A large coral reef in the Tropical Diver gallery. Much of this coral, specially grown off the coast of Fiji, is alive.

The Georgia Aquarium is the largest aquarium in the world, whether you're measuring by the number of fish (more than 100,000) or the volume of water (more than a million cubic feet). It houses about 500 species in 60 habitats with 12,000 square feet of viewing windows, and it cost $290 million to build.

Rather than the traditional linear aquarium design, the Georgia Aquarium has five separate galleries arranged around a central atrium. They are Georgia Explorer, Tropical Diver, Ocean Voyager, Cold-Water Quest and River Scout. Tanks within the galleries house a diverse population of animals, including whales, sharks, penguins, otters, electric eels, rays, seahorses, sea stars, crabs and a variety of fish of all sizes.

So how did they do it? How did they build habitats for all those animals, and where did they get all the fish? What does it take to keep the water clean and the animals fed and healthy? And how did the aquarium -- a nonprofit organization -- afford all that?

How the Georgia Aquarium Works
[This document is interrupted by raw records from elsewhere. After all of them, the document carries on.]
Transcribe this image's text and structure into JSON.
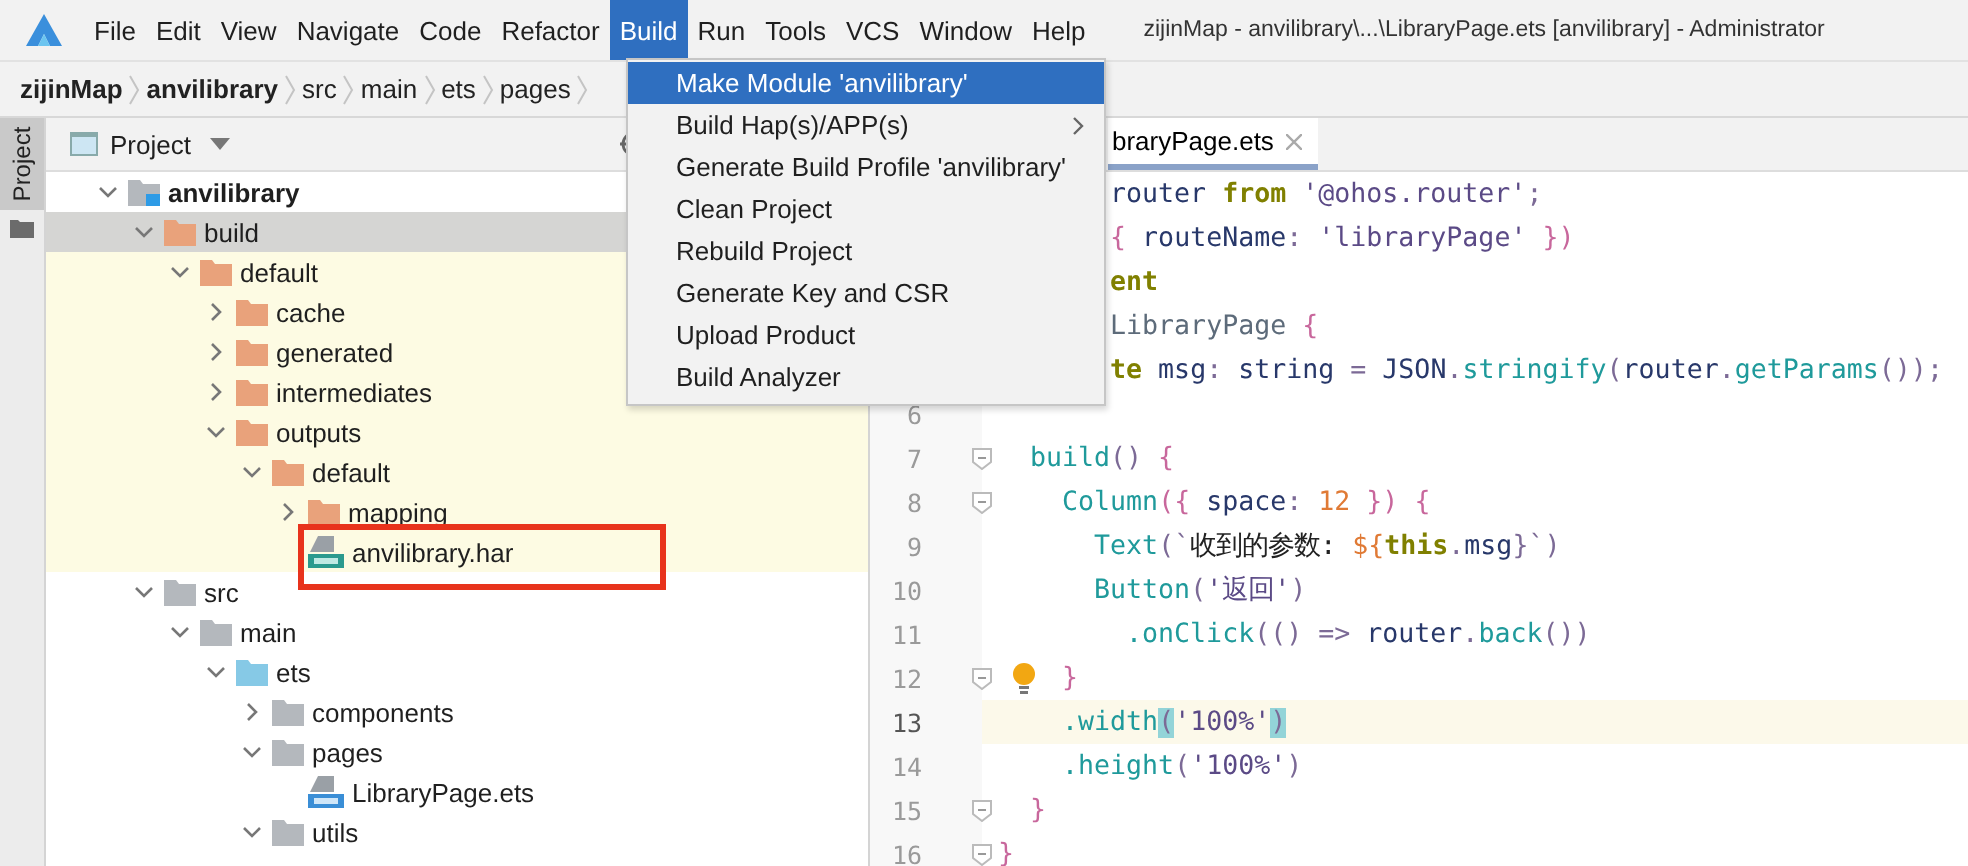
{
  "window": {
    "title": "zijinMap - anvilibrary\\...\\LibraryPage.ets [anvilibrary] - Administrator"
  },
  "menubar": {
    "items": [
      {
        "label": "File",
        "selected": false
      },
      {
        "label": "Edit",
        "selected": false
      },
      {
        "label": "View",
        "selected": false
      },
      {
        "label": "Navigate",
        "selected": false
      },
      {
        "label": "Code",
        "selected": false
      },
      {
        "label": "Refactor",
        "selected": false
      },
      {
        "label": "Build",
        "selected": true
      },
      {
        "label": "Run",
        "selected": false
      },
      {
        "label": "Tools",
        "selected": false
      },
      {
        "label": "VCS",
        "selected": false
      },
      {
        "label": "Window",
        "selected": false
      },
      {
        "label": "Help",
        "selected": false
      }
    ]
  },
  "breadcrumbs": [
    {
      "label": "zijinMap",
      "bold": true
    },
    {
      "label": "anvilibrary",
      "bold": true
    },
    {
      "label": "src",
      "bold": false
    },
    {
      "label": "main",
      "bold": false
    },
    {
      "label": "ets",
      "bold": false
    },
    {
      "label": "pages",
      "bold": false
    }
  ],
  "side_tabs": [
    {
      "label": "Project",
      "selected": true
    }
  ],
  "project": {
    "title": "Project",
    "tree": [
      {
        "label": "anvilibrary",
        "kind": "module",
        "expanded": true,
        "selected": false,
        "excluded": false,
        "boxed": false,
        "children": [
          {
            "label": "build",
            "kind": "folder",
            "color": "#e9a27b",
            "expanded": true,
            "selected": true,
            "excluded": true,
            "boxed": false,
            "children": [
              {
                "label": "default",
                "kind": "folder",
                "color": "#e9a27b",
                "expanded": true,
                "selected": false,
                "excluded": true,
                "boxed": false,
                "children": [
                  {
                    "label": "cache",
                    "kind": "folder",
                    "color": "#e9a27b",
                    "expanded": false,
                    "selected": false,
                    "excluded": true,
                    "boxed": false
                  },
                  {
                    "label": "generated",
                    "kind": "folder",
                    "color": "#e9a27b",
                    "expanded": false,
                    "selected": false,
                    "excluded": true,
                    "boxed": false
                  },
                  {
                    "label": "intermediates",
                    "kind": "folder",
                    "color": "#e9a27b",
                    "expanded": false,
                    "selected": false,
                    "excluded": true,
                    "boxed": false
                  },
                  {
                    "label": "outputs",
                    "kind": "folder",
                    "color": "#e9a27b",
                    "expanded": true,
                    "selected": false,
                    "excluded": true,
                    "boxed": false,
                    "children": [
                      {
                        "label": "default",
                        "kind": "folder",
                        "color": "#e9a27b",
                        "expanded": true,
                        "selected": false,
                        "excluded": true,
                        "boxed": false,
                        "children": [
                          {
                            "label": "mapping",
                            "kind": "folder",
                            "color": "#e9a27b",
                            "expanded": false,
                            "selected": false,
                            "excluded": true,
                            "boxed": false
                          },
                          {
                            "label": "anvilibrary.har",
                            "kind": "har",
                            "selected": false,
                            "excluded": true,
                            "boxed": true
                          }
                        ]
                      }
                    ]
                  }
                ]
              }
            ]
          },
          {
            "label": "src",
            "kind": "folder",
            "color": "#b4b8bd",
            "expanded": true,
            "selected": false,
            "excluded": false,
            "boxed": false,
            "children": [
              {
                "label": "main",
                "kind": "folder",
                "color": "#b4b8bd",
                "expanded": true,
                "selected": false,
                "excluded": false,
                "boxed": false,
                "children": [
                  {
                    "label": "ets",
                    "kind": "folder",
                    "color": "#86c9e6",
                    "expanded": true,
                    "selected": false,
                    "excluded": false,
                    "boxed": false,
                    "children": [
                      {
                        "label": "components",
                        "kind": "folder",
                        "color": "#b4b8bd",
                        "expanded": false,
                        "selected": false,
                        "excluded": false,
                        "boxed": false
                      },
                      {
                        "label": "pages",
                        "kind": "folder",
                        "color": "#b4b8bd",
                        "expanded": true,
                        "selected": false,
                        "excluded": false,
                        "boxed": false,
                        "children": [
                          {
                            "label": "LibraryPage.ets",
                            "kind": "ets",
                            "selected": false,
                            "excluded": false,
                            "boxed": false
                          }
                        ]
                      },
                      {
                        "label": "utils",
                        "kind": "folder",
                        "color": "#b4b8bd",
                        "expanded": true,
                        "selected": false,
                        "excluded": false,
                        "boxed": false
                      }
                    ]
                  }
                ]
              }
            ]
          }
        ]
      }
    ]
  },
  "editor": {
    "tab": {
      "label": "braryPage.ets",
      "selected": true
    },
    "lines": [
      {
        "fold": false,
        "bulb": false,
        "current": false,
        "tokens": [
          {
            "text": "       router",
            "kind": "id"
          },
          {
            "text": " from",
            "kind": "kw"
          },
          {
            "text": " '@ohos.router'",
            "kind": "str"
          },
          {
            "text": ";",
            "kind": "punc"
          }
        ]
      },
      {
        "fold": false,
        "bulb": false,
        "current": false,
        "tokens": [
          {
            "text": "       {",
            "kind": "brace"
          },
          {
            "text": " routeName",
            "kind": "id"
          },
          {
            "text": ":",
            "kind": "punc"
          },
          {
            "text": " 'libraryPage'",
            "kind": "str"
          },
          {
            "text": " })",
            "kind": "brace"
          }
        ]
      },
      {
        "fold": false,
        "bulb": false,
        "current": false,
        "tokens": [
          {
            "text": "       ent",
            "kind": "kw"
          }
        ]
      },
      {
        "fold": false,
        "bulb": false,
        "current": false,
        "tokens": [
          {
            "text": "       LibraryPage",
            "kind": "type"
          },
          {
            "text": " {",
            "kind": "brace"
          }
        ]
      },
      {
        "fold": false,
        "bulb": false,
        "current": false,
        "tokens": [
          {
            "text": "       te",
            "kind": "kw"
          },
          {
            "text": " msg",
            "kind": "id"
          },
          {
            "text": ": ",
            "kind": "punc"
          },
          {
            "text": "string",
            "kind": "id"
          },
          {
            "text": " = ",
            "kind": "punc"
          },
          {
            "text": "JSON",
            "kind": "id"
          },
          {
            "text": ".",
            "kind": "punc"
          },
          {
            "text": "stringify",
            "kind": "fn"
          },
          {
            "text": "(",
            "kind": "punc"
          },
          {
            "text": "router",
            "kind": "id"
          },
          {
            "text": ".",
            "kind": "punc"
          },
          {
            "text": "getParams",
            "kind": "fn"
          },
          {
            "text": "());",
            "kind": "punc"
          }
        ]
      },
      {
        "number": "6",
        "fold": false,
        "bulb": false,
        "current": false
      },
      {
        "number": "7",
        "fold": true,
        "bulb": false,
        "current": false,
        "tokens": [
          {
            "text": "  build",
            "kind": "fn"
          },
          {
            "text": "()",
            "kind": "punc"
          },
          {
            "text": " {",
            "kind": "brace"
          }
        ]
      },
      {
        "number": "8",
        "fold": true,
        "bulb": false,
        "current": false,
        "tokens": [
          {
            "text": "    Column",
            "kind": "fn"
          },
          {
            "text": "({",
            "kind": "brace"
          },
          {
            "text": " space",
            "kind": "id"
          },
          {
            "text": ": ",
            "kind": "punc"
          },
          {
            "text": "12",
            "kind": "num"
          },
          {
            "text": " })",
            "kind": "brace"
          },
          {
            "text": " {",
            "kind": "brace"
          }
        ]
      },
      {
        "number": "9",
        "fold": false,
        "bulb": false,
        "current": false,
        "tokens": [
          {
            "text": "      Text",
            "kind": "fn"
          },
          {
            "text": "(`",
            "kind": "punc"
          },
          {
            "text": "收到的参数: ",
            "kind": "plain"
          },
          {
            "text": "${",
            "kind": "num"
          },
          {
            "text": "this",
            "kind": "kw"
          },
          {
            "text": ".",
            "kind": "punc"
          },
          {
            "text": "msg",
            "kind": "id"
          },
          {
            "text": "}`)",
            "kind": "punc"
          }
        ]
      },
      {
        "number": "10",
        "fold": false,
        "bulb": false,
        "current": false,
        "tokens": [
          {
            "text": "      Button",
            "kind": "fn"
          },
          {
            "text": "(",
            "kind": "punc"
          },
          {
            "text": "'返回'",
            "kind": "str"
          },
          {
            "text": ")",
            "kind": "punc"
          }
        ]
      },
      {
        "number": "11",
        "fold": false,
        "bulb": false,
        "current": false,
        "tokens": [
          {
            "text": "        .onClick",
            "kind": "fn"
          },
          {
            "text": "(() =>",
            "kind": "punc"
          },
          {
            "text": " router",
            "kind": "id"
          },
          {
            "text": ".",
            "kind": "punc"
          },
          {
            "text": "back",
            "kind": "fn"
          },
          {
            "text": "())",
            "kind": "punc"
          }
        ]
      },
      {
        "number": "12",
        "fold": true,
        "bulb": true,
        "current": false,
        "tokens": [
          {
            "text": "    }",
            "kind": "brace"
          }
        ]
      },
      {
        "number": "13",
        "fold": false,
        "bulb": false,
        "current": true,
        "tokens": [
          {
            "text": "    .width",
            "kind": "fn"
          },
          {
            "text": "(",
            "kind": "match"
          },
          {
            "text": "'100%'",
            "kind": "str"
          },
          {
            "text": ")",
            "kind": "match"
          }
        ]
      },
      {
        "number": "14",
        "fold": false,
        "bulb": false,
        "current": false,
        "tokens": [
          {
            "text": "    .height",
            "kind": "fn"
          },
          {
            "text": "(",
            "kind": "punc"
          },
          {
            "text": "'100%'",
            "kind": "str"
          },
          {
            "text": ")",
            "kind": "punc"
          }
        ]
      },
      {
        "number": "15",
        "fold": true,
        "bulb": false,
        "current": false,
        "tokens": [
          {
            "text": "  }",
            "kind": "brace"
          }
        ]
      },
      {
        "number": "16",
        "fold": true,
        "bulb": false,
        "current": false,
        "tokens": [
          {
            "text": "}",
            "kind": "brace"
          }
        ]
      }
    ]
  },
  "build_menu": {
    "items": [
      {
        "label": "Make Module 'anvilibrary'",
        "kind": "action",
        "selected": true
      },
      {
        "label": "Build Hap(s)/APP(s)",
        "kind": "submenu",
        "selected": false
      },
      {
        "label": "Generate Build Profile 'anvilibrary'",
        "kind": "action",
        "selected": false
      },
      {
        "label": "Clean Project",
        "kind": "action",
        "selected": false
      },
      {
        "label": "Rebuild Project",
        "kind": "action",
        "selected": false
      },
      {
        "label": "Generate Key and CSR",
        "kind": "action",
        "selected": false
      },
      {
        "label": "Upload Product",
        "kind": "action",
        "selected": false
      },
      {
        "label": "Build Analyzer",
        "kind": "action",
        "selected": false
      }
    ]
  }
}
A largetooth sawfish in the Ocean Voyager tank. The sawfish eats small fish, crustaceans and mollusks. It uses its saw, or rostrum, for attack, defense and digging for prey.

In this article, you'll learn the answers to these and other questions. You'll also learn about the aquatic animals that are the aquarium's star attractions.